= Goal of the exercise =
Keeping every word in place, write out the entries that come next.

= Provided material =

BEGIN

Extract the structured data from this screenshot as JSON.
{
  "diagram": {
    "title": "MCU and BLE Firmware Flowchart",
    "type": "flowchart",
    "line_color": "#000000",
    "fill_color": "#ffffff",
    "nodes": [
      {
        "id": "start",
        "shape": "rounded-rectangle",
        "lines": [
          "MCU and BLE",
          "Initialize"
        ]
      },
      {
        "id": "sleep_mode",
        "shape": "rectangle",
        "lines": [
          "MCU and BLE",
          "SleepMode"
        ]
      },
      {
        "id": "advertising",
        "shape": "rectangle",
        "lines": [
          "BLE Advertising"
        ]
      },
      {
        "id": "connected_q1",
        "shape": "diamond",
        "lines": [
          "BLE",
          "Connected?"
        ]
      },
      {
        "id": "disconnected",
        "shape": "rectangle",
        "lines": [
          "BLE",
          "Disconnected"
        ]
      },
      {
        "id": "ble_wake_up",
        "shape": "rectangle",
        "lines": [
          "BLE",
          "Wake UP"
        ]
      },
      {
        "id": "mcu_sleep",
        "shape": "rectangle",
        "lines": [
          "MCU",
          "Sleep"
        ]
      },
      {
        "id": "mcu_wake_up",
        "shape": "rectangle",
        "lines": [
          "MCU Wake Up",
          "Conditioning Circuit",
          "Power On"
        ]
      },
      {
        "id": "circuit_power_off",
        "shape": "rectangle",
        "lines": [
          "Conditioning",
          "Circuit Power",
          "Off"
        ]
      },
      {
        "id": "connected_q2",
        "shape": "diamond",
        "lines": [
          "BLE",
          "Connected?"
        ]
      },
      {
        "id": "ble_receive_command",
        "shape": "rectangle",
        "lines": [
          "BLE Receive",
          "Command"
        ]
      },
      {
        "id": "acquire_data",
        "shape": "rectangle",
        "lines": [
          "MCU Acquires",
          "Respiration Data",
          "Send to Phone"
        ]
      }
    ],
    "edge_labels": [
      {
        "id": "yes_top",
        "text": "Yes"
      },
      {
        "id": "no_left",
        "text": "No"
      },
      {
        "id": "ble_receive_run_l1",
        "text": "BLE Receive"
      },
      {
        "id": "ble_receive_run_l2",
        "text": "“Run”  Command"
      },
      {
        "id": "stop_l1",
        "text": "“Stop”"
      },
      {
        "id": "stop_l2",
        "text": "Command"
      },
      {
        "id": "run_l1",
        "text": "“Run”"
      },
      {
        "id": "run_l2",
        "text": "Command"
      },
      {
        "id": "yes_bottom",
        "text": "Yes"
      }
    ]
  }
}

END

= Written answer =
Extract the structured data from this screenshot as JSON.
{
  "diagram": {
    "title": "MCU and BLE Firmware Flowchart",
    "type": "flowchart",
    "line_color": "#000000",
    "fill_color": "#ffffff",
    "nodes": [
      {
        "id": "start",
        "shape": "rounded-rectangle",
        "lines": [
          "MCU and BLE",
          "Initialize"
        ]
      },
      {
        "id": "sleep_mode",
        "shape": "rectangle",
        "lines": [
          "MCU and BLE",
          "SleepMode"
        ]
      },
      {
        "id": "advertising",
        "shape": "rectangle",
        "lines": [
          "BLE Advertising"
        ]
      },
      {
        "id": "connected_q1",
        "shape": "diamond",
        "lines": [
          "BLE",
          "Connected?"
        ]
      },
      {
        "id": "disconnected",
        "shape": "rectangle",
        "lines": [
          "BLE",
          "Disconnected"
        ]
      },
      {
        "id": "ble_wake_up",
        "shape": "rectangle",
        "lines": [
          "BLE",
          "Wake UP"
        ]
      },
      {
        "id": "mcu_sleep",
        "shape": "rectangle",
        "lines": [
          "MCU",
          "Sleep"
        ]
      },
      {
        "id": "mcu_wake_up",
        "shape": "rectangle",
        "lines": [
          "MCU Wake Up",
          "Conditioning Circuit",
          "Power On"
        ]
      },
      {
        "id": "circuit_power_off",
        "shape": "rectangle",
        "lines": [
          "Conditioning",
          "Circuit Power",
          "Off"
        ]
      },
      {
        "id": "connected_q2",
        "shape": "diamond",
        "lines": [
          "BLE",
          "Connected?"
        ]
      },
      {
        "id": "ble_receive_command",
        "shape": "rectangle",
        "lines": [
          "BLE Receive",
          "Command"
        ]
      },
      {
        "id": "acquire_data",
        "shape": "rectangle",
        "lines": [
          "MCU Acquires",
          "Respiration Data",
          "Send to Phone"
        ]
      }
    ],
    "edge_labels": [
      {
        "id": "yes_top",
        "text": "Yes"
      },
      {
        "id": "no_left",
        "text": "No"
      },
      {
        "id": "ble_receive_run_l1",
        "text": "BLE Receive"
      },
      {
        "id": "ble_receive_run_l2",
        "text": "“Run”  Command"
      },
      {
        "id": "stop_l1",
        "text": "“Stop”"
      },
      {
        "id": "stop_l2",
        "text": "Command"
      },
      {
        "id": "run_l1",
        "text": "“Run”"
      },
      {
        "id": "run_l2",
        "text": "Command"
      },
      {
        "id": "yes_bottom",
        "text": "Yes"
      }
    ]
  }
}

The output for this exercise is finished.